Yet, I maintain what I wrote in my previous article: “The government’s intransigence in not opening the Nato land routes has relevance to the theory of uncontrolled demolition, which neither suits government nor USA. Knowing that in diplomacy, the secretaries and under secretaries draft and finalise agreements well in advance of the political ceremonies, this political bravery deflects all the effects of this stubbornness on the people and armed forces. Any haste may lead to a popular reaction within and upset the US scheme of sequential events in Pakistan focused exclusively on the army and the nuclear capability.”
So what next?
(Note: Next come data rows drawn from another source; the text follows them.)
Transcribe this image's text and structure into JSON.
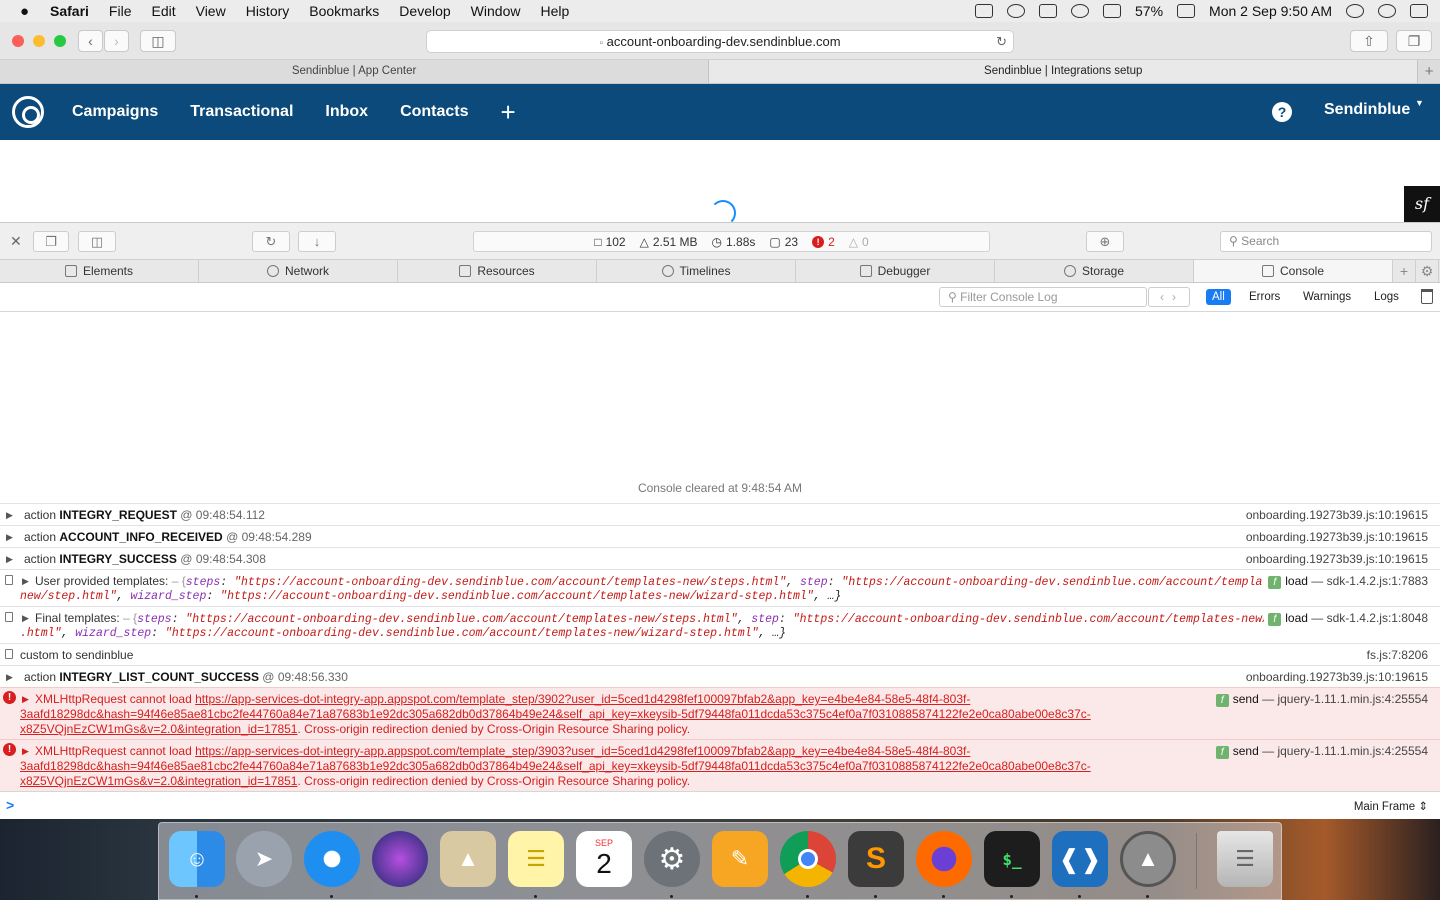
{
  "menubar": {
    "apple": "",
    "items": [
      "Safari",
      "File",
      "Edit",
      "View",
      "History",
      "Bookmarks",
      "Develop",
      "Window",
      "Help"
    ],
    "battery": "57%",
    "datetime": "Mon 2 Sep  9:50 AM"
  },
  "browser": {
    "url": "account-onboarding-dev.sendinblue.com",
    "tabs": [
      "Sendinblue | App Center",
      "Sendinblue | Integrations setup"
    ],
    "new_tab": "+"
  },
  "site_nav": {
    "items": [
      "Campaigns",
      "Transactional",
      "Inbox",
      "Contacts"
    ],
    "plus": "+",
    "help": "?",
    "account": "Sendinblue"
  },
  "inspector": {
    "stats": {
      "resources": "102",
      "size": "2.51 MB",
      "time": "1.88s",
      "logs": "23",
      "errors": "2",
      "warnings": "0"
    },
    "search_placeholder": "Search",
    "tabs": [
      "Elements",
      "Network",
      "Resources",
      "Timelines",
      "Debugger",
      "Storage",
      "Console"
    ],
    "filter_placeholder": "Filter Console Log",
    "filter_buttons": [
      "All",
      "Errors",
      "Warnings",
      "Logs"
    ]
  },
  "console": {
    "cleared": "Console cleared at 9:48:54 AM",
    "entries": [
      {
        "prefix": "action ",
        "name": "INTEGRY_REQUEST",
        "ts": "@ 09:48:54.112",
        "src": "onboarding.19273b39.js:10:19615"
      },
      {
        "prefix": "action ",
        "name": "ACCOUNT_INFO_RECEIVED",
        "ts": "@ 09:48:54.289",
        "src": "onboarding.19273b39.js:10:19615"
      },
      {
        "prefix": "action ",
        "name": "INTEGRY_SUCCESS",
        "ts": "@ 09:48:54.308",
        "src": "onboarding.19273b39.js:10:19615"
      },
      {
        "label": "User provided templates:",
        "open": " – {",
        "k1": "steps",
        "v1": "\"https://account-onboarding-dev.sendinblue.com/account/templates-new/steps.html\"",
        "k2": "step",
        "v2": "\"https://account-onboarding-dev.sendinblue.com/account/templates-",
        "line2a": "new/step.html\"",
        "k3": "wizard_step",
        "v3": "\"https://account-onboarding-dev.sendinblue.com/account/templates-new/wizard-step.html\"",
        "tail": ", …}",
        "fn": "load",
        "src": "— sdk-1.4.2.js:1:7883"
      },
      {
        "label": "Final templates:",
        "open": " – {",
        "k1": "steps",
        "v1": "\"https://account-onboarding-dev.sendinblue.com/account/templates-new/steps.html\"",
        "k2": "step",
        "v2": "\"https://account-onboarding-dev.sendinblue.com/account/templates-new/step",
        "line2a": ".html\"",
        "k3": "wizard_step",
        "v3": "\"https://account-onboarding-dev.sendinblue.com/account/templates-new/wizard-step.html\"",
        "tail": ", …}",
        "fn": "load",
        "src": "— sdk-1.4.2.js:1:8048"
      },
      {
        "text": "custom to sendinblue",
        "src": "fs.js:7:8206"
      },
      {
        "prefix": "action ",
        "name": "INTEGRY_LIST_COUNT_SUCCESS",
        "ts": "@ 09:48:56.330",
        "src": "onboarding.19273b39.js:10:19615"
      }
    ],
    "errors": [
      {
        "lead": "XMLHttpRequest cannot load ",
        "url1": "https://app-services-dot-integry-app.appspot.com/template_step/3902?user_id=5ced1d4298fef100097bfab2&app_key=e4be4e84-58e5-48f4-803f-",
        "url2": "3aafd18298dc&hash=94f46e85ae81cbc2fe44760a84e71a87683b1e92dc305a682db0d37864b49e24&self_api_key=xkeysib-5df79448fa011dcda53c375c4ef0a7f0310885874122fe2e0ca80abe00e8c37c-",
        "url3": "x8Z5VQjnEzCW1mGs&v=2.0&integration_id=17851",
        "msg": ". Cross-origin redirection denied by Cross-Origin Resource Sharing policy.",
        "fn": "send",
        "src": "— jquery-1.11.1.min.js:4:25554"
      },
      {
        "lead": "XMLHttpRequest cannot load ",
        "url1": "https://app-services-dot-integry-app.appspot.com/template_step/3903?user_id=5ced1d4298fef100097bfab2&app_key=e4be4e84-58e5-48f4-803f-",
        "url2": "3aafd18298dc&hash=94f46e85ae81cbc2fe44760a84e71a87683b1e92dc305a682db0d37864b49e24&self_api_key=xkeysib-5df79448fa011dcda53c375c4ef0a7f0310885874122fe2e0ca80abe00e8c37c-",
        "url3": "x8Z5VQjnEzCW1mGs&v=2.0&integration_id=17851",
        "msg": ". Cross-origin redirection denied by Cross-Origin Resource Sharing policy.",
        "fn": "send",
        "src": "— jquery-1.11.1.min.js:4:25554"
      }
    ],
    "prompt": ">",
    "frame": "Main Frame ⇕"
  },
  "dock": {
    "icons": [
      "finder-icon",
      "launchpad-icon",
      "safari-icon",
      "siri-icon",
      "preview-icon",
      "notes-icon",
      "calendar-icon",
      "system-preferences-icon",
      "pages-icon",
      "chrome-icon",
      "sublime-text-icon",
      "firefox-icon",
      "terminal-icon",
      "vscode-icon",
      "sequel-pro-icon",
      "trash-icon"
    ],
    "calendar_month": "SEP",
    "calendar_day": "2",
    "terminal_glyph": "$_"
  },
  "colors": {
    "brand_nav": "#0b4a7a",
    "accent": "#1a7cf2",
    "error": "#d81e1e"
  }
}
For far too long, Pakistani opposition has singularly criticised the NRO on the premise of corruption. What preceded the NRO is a development in the eclipsed ranches of Camp David. The purpose of this unknown agreement was an enduring framework of cooperation between USA and Pakistan in Central and South Asia. To ensure that the ends of this agreement were met, both parties agreed to put in place a dispensation that shall deliver. Pakistani leaders and critics need to realise that the NRO is much beyond what they criticise.
As a follow up, we may now witness a package of constitutional amendments curtailing the power of the judiciary, nationality issues related to transplantation of Western educated and enlightened liberals, and procedures related to the stratification of armed forces albeit how Pakistan’s most envied assets can be managed.
This could all be part of what cynics term the “New American Century” as Pakistan goes chanting, “and by opposing end them? to die, to sleep.”
n The writer is a retired officer of Pakistan Army and a political economist.